Aside from its core electronics simulation capabilities, PSIM offers a flexible environment for creating custom signals out of known data and customizing simulations in general. Key tools include controlled sources, math blocks, script blocks, and lookup table blocks. This article focuses on using lookup table blocks in PSIM.
Let's start with the 1D Lookup block:
When you import the 1D Lookup block into the schematic and click the 'Help' menu, you'll see that this block uses interpolation to determine the output based on the inputs. This means the inputs don’t need to match the exact values of the first column of the lookup table and are not limited by them.
Let's work with a simple example. Imagine we have a custom drive cycle of speed data vs. time, which we want to use as the reference speed for a speed controller. The speed data is saved in a CSV file (accel.csv
), with time in the first column and speed in the second column.
We can load this data by opening the 1D lookup table block and navigating to accel.csv
using the “Open File…” button:
Important Notes:
The CSV data should not contain "column headers"; all data from row 1 should be numerical
The first column of the CSV is compared with the input node data of the block to determine the output
The second column contains the actual data that will be interpolated and exported from the output node of the block
In this example, the first column corresponds to time, so the time block will be used in the PSIM schematic. The output will be the speed, which will act as a reference for the speed controller in this simulation, as well as the input to a math block containing a simple second-order vehicle model to determine the load torque based on this speed:
Now let's move to the 2D Lookup Table option, which is a bit more complicated. To maintain the advantages of interpolation, choose the 2D Lookup Table (interpolation) block from the library:
This block contains two inputs and one output. The notation for the first and second input is:
The "Help" menu of the 2D Lookup Table can be a little intimidating, so let's follow the process of setting this up with two separate examples.
1st example
If your 2D lookup looks like this:
Then you need to transform it to the following format to be accepted by PSIM:
Note that there are no names and only numerical data exists. The same as the 1D Lookup

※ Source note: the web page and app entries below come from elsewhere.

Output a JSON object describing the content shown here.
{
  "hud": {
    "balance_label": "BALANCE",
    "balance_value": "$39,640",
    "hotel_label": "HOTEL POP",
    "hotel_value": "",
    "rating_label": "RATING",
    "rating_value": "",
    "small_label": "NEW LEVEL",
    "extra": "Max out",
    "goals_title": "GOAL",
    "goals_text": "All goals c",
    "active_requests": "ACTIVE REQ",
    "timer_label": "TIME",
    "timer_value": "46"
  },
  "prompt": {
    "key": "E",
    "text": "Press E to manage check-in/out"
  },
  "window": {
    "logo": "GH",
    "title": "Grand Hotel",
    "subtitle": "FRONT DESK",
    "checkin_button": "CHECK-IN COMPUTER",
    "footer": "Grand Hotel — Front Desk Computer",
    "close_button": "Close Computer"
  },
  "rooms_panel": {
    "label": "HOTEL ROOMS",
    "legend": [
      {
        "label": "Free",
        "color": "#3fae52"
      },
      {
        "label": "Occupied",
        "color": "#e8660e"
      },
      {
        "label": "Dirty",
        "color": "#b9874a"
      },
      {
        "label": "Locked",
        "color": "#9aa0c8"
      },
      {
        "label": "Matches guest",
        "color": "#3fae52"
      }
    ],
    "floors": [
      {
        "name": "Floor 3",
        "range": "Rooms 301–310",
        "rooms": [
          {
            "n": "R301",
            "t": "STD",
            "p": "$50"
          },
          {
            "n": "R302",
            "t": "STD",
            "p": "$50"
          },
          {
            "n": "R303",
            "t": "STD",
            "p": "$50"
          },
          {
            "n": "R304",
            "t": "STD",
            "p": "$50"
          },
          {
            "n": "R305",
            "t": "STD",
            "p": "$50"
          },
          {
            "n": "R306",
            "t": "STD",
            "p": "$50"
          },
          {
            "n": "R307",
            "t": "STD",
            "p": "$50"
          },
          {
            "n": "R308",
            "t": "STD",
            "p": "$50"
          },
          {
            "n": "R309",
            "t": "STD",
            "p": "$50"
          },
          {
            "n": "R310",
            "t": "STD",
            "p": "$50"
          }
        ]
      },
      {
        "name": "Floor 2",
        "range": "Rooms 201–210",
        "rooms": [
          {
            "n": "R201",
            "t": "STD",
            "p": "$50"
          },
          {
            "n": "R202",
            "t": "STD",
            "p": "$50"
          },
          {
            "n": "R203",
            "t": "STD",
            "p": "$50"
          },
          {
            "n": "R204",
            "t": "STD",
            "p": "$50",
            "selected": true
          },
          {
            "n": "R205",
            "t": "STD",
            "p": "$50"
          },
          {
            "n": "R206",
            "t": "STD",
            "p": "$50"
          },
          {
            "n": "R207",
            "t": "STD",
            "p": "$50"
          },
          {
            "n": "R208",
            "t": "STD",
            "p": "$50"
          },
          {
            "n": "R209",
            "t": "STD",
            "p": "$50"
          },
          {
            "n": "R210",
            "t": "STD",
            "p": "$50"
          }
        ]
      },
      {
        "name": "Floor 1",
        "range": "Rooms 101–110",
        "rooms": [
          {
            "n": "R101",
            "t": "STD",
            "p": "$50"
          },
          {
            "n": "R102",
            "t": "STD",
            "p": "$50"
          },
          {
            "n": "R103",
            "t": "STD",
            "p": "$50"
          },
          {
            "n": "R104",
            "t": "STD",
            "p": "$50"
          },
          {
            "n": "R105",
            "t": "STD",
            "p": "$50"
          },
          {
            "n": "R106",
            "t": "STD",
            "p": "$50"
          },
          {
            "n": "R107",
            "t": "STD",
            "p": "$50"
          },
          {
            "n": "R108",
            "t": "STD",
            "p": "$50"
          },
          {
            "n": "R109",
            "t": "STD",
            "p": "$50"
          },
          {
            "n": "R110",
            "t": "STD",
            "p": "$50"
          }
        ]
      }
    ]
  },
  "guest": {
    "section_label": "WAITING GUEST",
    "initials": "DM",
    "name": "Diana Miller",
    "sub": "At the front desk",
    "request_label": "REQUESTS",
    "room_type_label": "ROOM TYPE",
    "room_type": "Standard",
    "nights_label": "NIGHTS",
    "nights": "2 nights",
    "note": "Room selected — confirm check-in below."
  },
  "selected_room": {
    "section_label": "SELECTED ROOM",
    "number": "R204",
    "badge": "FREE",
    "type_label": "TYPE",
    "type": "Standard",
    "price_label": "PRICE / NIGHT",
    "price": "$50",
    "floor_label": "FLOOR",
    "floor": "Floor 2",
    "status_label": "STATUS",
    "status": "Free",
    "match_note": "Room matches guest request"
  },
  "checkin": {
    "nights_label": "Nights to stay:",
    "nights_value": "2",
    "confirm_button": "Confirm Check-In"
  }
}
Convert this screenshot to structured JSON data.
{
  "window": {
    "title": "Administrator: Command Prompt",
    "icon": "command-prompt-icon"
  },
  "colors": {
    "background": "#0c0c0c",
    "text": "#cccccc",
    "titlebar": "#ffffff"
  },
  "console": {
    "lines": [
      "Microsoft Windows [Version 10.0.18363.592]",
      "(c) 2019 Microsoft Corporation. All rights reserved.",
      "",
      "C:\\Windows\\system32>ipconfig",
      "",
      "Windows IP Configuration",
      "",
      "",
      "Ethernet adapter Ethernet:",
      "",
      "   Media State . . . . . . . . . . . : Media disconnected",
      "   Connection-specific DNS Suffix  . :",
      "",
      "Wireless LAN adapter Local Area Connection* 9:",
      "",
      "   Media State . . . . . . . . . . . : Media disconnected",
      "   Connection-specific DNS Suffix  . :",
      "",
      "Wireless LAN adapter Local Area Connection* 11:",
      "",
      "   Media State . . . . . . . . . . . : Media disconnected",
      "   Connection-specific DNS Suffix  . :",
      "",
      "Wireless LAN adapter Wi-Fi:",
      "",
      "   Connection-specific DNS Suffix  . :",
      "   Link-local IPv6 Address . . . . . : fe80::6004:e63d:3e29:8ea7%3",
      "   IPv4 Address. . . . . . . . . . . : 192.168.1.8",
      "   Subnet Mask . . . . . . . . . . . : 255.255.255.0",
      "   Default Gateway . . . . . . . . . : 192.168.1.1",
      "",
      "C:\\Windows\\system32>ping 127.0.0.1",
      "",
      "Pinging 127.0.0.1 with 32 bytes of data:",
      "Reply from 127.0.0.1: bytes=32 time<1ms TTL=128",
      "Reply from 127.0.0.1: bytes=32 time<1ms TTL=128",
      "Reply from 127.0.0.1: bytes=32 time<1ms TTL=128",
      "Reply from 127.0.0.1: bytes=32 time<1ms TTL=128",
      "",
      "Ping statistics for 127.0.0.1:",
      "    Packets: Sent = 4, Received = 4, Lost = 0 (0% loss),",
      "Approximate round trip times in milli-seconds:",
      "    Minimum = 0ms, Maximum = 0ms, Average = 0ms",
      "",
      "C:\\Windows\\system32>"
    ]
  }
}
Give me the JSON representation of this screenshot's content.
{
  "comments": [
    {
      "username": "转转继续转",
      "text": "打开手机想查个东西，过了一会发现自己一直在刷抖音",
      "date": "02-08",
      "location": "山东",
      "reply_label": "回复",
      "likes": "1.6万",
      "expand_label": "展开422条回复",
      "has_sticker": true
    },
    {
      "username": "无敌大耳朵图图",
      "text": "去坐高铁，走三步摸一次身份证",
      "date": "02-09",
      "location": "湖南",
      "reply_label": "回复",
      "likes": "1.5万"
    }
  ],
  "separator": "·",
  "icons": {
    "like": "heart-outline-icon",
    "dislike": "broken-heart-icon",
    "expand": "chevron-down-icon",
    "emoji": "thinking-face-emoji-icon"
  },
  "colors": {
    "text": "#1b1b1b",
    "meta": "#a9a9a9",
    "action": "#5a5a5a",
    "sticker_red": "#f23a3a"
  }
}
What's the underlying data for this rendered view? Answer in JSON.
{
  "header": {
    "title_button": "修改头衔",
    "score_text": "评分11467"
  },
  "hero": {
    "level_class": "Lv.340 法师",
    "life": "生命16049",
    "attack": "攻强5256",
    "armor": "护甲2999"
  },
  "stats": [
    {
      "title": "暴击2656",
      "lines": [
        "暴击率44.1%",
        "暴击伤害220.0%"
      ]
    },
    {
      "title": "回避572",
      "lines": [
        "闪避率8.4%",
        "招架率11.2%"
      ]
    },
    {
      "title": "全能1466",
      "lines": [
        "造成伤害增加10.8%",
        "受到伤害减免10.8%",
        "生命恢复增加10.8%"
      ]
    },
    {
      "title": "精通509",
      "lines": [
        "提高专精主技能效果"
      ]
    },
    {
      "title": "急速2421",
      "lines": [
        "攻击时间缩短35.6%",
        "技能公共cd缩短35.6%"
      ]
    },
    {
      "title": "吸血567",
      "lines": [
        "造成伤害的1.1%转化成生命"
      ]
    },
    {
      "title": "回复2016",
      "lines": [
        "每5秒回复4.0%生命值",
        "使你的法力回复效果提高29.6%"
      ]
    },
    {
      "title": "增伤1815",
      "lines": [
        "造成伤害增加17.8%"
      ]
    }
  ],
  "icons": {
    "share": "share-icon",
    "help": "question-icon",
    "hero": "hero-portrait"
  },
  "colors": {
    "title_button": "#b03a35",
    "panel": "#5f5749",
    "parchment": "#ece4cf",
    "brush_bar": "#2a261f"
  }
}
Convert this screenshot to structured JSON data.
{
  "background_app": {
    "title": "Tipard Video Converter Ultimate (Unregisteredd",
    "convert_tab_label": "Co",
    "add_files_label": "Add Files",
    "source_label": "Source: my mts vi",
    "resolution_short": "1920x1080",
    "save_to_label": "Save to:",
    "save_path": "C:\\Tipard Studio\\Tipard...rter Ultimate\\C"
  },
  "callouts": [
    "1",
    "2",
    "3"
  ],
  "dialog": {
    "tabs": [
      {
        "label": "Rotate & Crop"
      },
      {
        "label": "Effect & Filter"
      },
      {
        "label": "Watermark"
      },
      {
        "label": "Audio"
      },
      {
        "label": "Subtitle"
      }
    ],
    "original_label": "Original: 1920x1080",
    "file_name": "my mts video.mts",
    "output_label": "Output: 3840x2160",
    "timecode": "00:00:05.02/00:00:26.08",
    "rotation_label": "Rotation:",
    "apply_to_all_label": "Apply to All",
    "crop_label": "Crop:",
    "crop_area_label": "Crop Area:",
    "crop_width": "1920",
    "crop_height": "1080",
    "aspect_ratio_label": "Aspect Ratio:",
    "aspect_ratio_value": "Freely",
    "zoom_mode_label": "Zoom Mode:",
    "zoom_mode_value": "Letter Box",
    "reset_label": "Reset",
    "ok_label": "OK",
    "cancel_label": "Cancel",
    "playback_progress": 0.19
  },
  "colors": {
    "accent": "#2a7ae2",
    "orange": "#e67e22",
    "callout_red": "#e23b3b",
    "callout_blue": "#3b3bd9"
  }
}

The 2nd and 3rd row data should be in ascending order, otherwise you will get an error
The first row is dedicated to declaring the number of rows and columns the 2D lookup has
The second and third rows contain the datasets of the two inputs of the lookup
The following rows contain the output data
2nd Example
The second example involves a csv file containing coupled inductors losses vs. current vs. frequency. The csv file is named current_vs_freq_vs_losses.csv
, and the data is gathered in three columns in this manner:
We have currents ranging from 1A to 100A [100 unique current test points] and frequencies ranging from 1Hz to 200kHz [44 unique frequency test points].
Therefore, we have 44 different loss data points for current = 1A, 44 different loss data points for current = 2A, and so on... This notation is different from the first example and requires more effort to translate into a format that PSIM will accept.
We can either leverage Excel’s TRANSPOSE function or use a Python script (attached along with data files to recreate) that will read the Ploss data from current_vs_freq_vs_losses.csv
, transpose the data per 44 rows, and save the transposed results in a new file. The transposed results should contain a single row with 44 columns per current testpoint. We have 100 unique current test points so we need to do this process 100 times and thus the final output file will be a dataset with 100 rows and 44 columns:
The dataset and script to replicate can be found in the attachments section:
For the 3D Lookup table, we are referencing the simple 3D LuT block and not the .mat file one:
This block follows the same logic as the 2D lookup table. In fact, it is just a repetition of the 2D LuT logic for every element of the “3rd dimension”. Let’s investigate a simple example provided by one of our users in PSIM’s forum:
In this 3D LuT example, saved as a comma-separated-value file, we have 3 inputs: x1,x2,x3 and 2 outputs: y1,y2.
Important Note
The simple 3D LuT block in PSIM only works for single output LuTs. This means that we need to place two separate 3D LuT blocks parsing the same inputs x1,x2,x3 each and having two separate outputs y1,y2 for this example.
Just for the sake of simplification, let’s work with one 3D LuT block, parsing only the y1 output.
We can notice that:
x1 input has 3 different values: 3, 70, 500
x2 input has 3 different values: 31, 36, 41
x3 input has 2 different values:520, 640
The methodology to define the PSIM compatible csv file is the following:
Please keep in mind that the green, yellow and blue row data should be in ascending order, otherwise you will get an error.
The final file format can be in .csv format. You can load it as .csv from inside PSIM if you select "All Files" while browsing to the file:
You will find the above colorized csv along with the final csv to be used in PSIM attached -> test_3d.zip